“The dollar amounts that we’re talking about are significant by themselves,” Meek said. “But in relation to the size of our budget, they’re very large. This is a very unique situation where we have a single taxpayer that controls 26 percent of our tax base.”
The money has already been integrated into the county’s budget, causing a potential problem for the county’s police, fire, EMS, parks, libraries and other county functions, Meek said.
And that doesn’t include the $8-million hit the school board could take.
“It’s not as if we’re talking about planning for the future and being able to build our budget around that,” he said. “It directly affects our ability to be able to fund the services that we have budgeted for, that we have set our millage rates on.”
Every year, there are negotiations on property values, but since Duke Energy and Progress Energy Florida have merged, negotiations have not been as successful, Meek explained.
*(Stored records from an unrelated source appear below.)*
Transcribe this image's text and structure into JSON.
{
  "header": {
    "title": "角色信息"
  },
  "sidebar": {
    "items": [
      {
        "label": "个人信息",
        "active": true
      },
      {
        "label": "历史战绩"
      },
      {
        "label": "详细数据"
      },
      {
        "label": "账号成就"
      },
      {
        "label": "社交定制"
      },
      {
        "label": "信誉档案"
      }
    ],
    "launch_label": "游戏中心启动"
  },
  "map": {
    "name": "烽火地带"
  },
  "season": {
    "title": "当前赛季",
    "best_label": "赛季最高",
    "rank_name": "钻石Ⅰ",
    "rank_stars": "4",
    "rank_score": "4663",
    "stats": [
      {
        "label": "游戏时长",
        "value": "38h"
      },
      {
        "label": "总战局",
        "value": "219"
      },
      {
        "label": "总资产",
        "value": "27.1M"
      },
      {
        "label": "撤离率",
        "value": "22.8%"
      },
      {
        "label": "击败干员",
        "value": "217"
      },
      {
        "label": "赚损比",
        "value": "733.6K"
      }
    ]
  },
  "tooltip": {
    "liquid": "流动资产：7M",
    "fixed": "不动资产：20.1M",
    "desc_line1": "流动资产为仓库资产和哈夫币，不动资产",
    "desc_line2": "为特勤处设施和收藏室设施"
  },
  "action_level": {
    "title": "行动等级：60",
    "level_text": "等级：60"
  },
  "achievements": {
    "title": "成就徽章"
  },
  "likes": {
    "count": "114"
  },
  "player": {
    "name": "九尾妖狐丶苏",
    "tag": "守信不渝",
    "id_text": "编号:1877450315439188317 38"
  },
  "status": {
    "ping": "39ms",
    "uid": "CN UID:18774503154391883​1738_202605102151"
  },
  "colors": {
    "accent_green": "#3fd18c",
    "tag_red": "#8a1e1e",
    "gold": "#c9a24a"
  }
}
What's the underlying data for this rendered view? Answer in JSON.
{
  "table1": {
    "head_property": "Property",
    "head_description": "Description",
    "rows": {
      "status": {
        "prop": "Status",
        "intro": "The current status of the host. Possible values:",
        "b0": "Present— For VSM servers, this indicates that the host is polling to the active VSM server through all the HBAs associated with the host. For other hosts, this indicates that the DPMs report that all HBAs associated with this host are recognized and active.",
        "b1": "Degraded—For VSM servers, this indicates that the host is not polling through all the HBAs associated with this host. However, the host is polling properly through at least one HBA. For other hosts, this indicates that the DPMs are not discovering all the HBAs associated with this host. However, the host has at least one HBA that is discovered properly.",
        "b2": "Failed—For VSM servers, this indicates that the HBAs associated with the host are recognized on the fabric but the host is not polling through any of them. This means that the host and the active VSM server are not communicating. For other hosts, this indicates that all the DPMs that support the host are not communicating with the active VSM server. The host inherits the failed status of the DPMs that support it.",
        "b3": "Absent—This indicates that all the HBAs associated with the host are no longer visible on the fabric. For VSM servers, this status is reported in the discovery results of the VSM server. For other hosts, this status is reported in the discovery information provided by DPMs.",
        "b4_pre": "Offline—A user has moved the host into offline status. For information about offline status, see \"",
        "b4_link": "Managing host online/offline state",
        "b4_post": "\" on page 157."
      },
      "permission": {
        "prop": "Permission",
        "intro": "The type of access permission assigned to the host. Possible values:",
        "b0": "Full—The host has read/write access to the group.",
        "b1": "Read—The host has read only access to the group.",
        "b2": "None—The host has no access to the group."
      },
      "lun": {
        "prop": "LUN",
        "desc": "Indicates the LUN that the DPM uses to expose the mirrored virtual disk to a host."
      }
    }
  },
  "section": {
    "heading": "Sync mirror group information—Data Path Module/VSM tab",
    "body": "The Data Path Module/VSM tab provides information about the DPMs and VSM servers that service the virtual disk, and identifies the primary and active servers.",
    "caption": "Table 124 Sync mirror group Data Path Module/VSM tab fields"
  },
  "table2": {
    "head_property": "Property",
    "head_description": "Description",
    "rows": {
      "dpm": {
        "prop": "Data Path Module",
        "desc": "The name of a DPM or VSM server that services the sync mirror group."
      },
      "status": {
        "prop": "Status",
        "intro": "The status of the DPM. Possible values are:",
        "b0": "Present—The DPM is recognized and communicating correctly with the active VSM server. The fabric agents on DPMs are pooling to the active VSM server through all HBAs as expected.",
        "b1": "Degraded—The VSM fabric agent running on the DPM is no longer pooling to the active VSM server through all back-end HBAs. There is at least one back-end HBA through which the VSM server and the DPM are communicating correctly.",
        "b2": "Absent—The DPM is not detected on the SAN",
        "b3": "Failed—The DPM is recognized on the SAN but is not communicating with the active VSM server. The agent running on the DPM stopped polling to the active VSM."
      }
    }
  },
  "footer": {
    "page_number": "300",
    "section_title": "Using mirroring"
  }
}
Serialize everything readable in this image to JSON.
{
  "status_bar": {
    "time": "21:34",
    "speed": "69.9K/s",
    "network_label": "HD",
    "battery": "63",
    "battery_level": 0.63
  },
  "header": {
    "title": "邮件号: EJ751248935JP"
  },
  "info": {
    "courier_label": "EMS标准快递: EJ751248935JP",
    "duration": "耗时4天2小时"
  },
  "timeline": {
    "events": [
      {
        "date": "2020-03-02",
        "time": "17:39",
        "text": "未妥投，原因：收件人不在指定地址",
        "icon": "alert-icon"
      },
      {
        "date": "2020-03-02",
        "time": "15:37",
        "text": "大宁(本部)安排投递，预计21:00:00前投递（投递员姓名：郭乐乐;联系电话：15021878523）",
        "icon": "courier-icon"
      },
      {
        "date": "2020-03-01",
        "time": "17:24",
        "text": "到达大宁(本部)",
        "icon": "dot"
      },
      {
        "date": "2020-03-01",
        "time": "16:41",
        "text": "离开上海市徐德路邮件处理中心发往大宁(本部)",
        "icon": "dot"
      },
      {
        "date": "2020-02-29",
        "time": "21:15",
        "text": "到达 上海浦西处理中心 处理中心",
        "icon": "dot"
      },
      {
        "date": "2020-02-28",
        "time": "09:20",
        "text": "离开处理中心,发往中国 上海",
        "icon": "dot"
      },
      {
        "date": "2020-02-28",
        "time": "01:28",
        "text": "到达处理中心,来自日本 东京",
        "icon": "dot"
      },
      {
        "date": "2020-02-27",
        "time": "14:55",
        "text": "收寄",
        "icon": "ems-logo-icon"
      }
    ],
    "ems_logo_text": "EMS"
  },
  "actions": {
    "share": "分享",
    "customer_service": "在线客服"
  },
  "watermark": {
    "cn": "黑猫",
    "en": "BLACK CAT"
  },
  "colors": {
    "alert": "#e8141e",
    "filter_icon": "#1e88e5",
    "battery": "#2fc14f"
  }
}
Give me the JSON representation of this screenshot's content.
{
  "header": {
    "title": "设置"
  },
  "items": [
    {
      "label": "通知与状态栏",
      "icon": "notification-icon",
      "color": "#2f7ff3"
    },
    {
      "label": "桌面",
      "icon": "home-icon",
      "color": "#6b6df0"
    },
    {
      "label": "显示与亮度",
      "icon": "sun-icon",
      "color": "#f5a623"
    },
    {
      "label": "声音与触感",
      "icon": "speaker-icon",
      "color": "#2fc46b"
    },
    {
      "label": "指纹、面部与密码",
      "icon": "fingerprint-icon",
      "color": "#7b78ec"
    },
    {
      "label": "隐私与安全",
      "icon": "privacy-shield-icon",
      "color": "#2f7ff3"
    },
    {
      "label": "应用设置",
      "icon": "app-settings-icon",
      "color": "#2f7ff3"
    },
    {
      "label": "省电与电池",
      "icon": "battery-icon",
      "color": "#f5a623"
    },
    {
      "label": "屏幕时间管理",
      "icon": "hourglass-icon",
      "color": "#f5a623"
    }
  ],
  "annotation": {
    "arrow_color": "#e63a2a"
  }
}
Citrus County Sheriff Jeff Dawsy has started making changes because of the lack of money. Dawsy recently instituted a hiring freeze and stopped ordering equipment.
“From there, a lot has to depend on the negotiations between our county and Duke,” he said. “Those are the two players right now.”
If Progress Energy Florida doesn’t settle the dispute, 30 sheriff’s office employees will be laid off, he said.
“That could account for about 25 to 29 deputy sheriffs,” he said. “That’s not where it’s all going to come from. It won’t be just the minimal amount of people. It will go into the communication center. It will go into the detectives. It will go into support staff.”
Progress Energy Florida plans to file a complaint in circuit court Friday regarding the property tax dispute, said Suzanne Grant, a spokeswoman for the company.
The company believes its tax assessment is overstated and wants pay its fair share, which is why it’s looking for options to settle the dispute, Grant said.
“We care very deeply about Citrus County and all the communities that we serve,” she said. “Our employees live and work in these communities, too….But we really feel that it’s our obligation to ensure for all of our customers that our tax values are appropriate and to take the appropriate measure, and that’s what we’re looking into doing.”
Hana Engroff wrote this story online.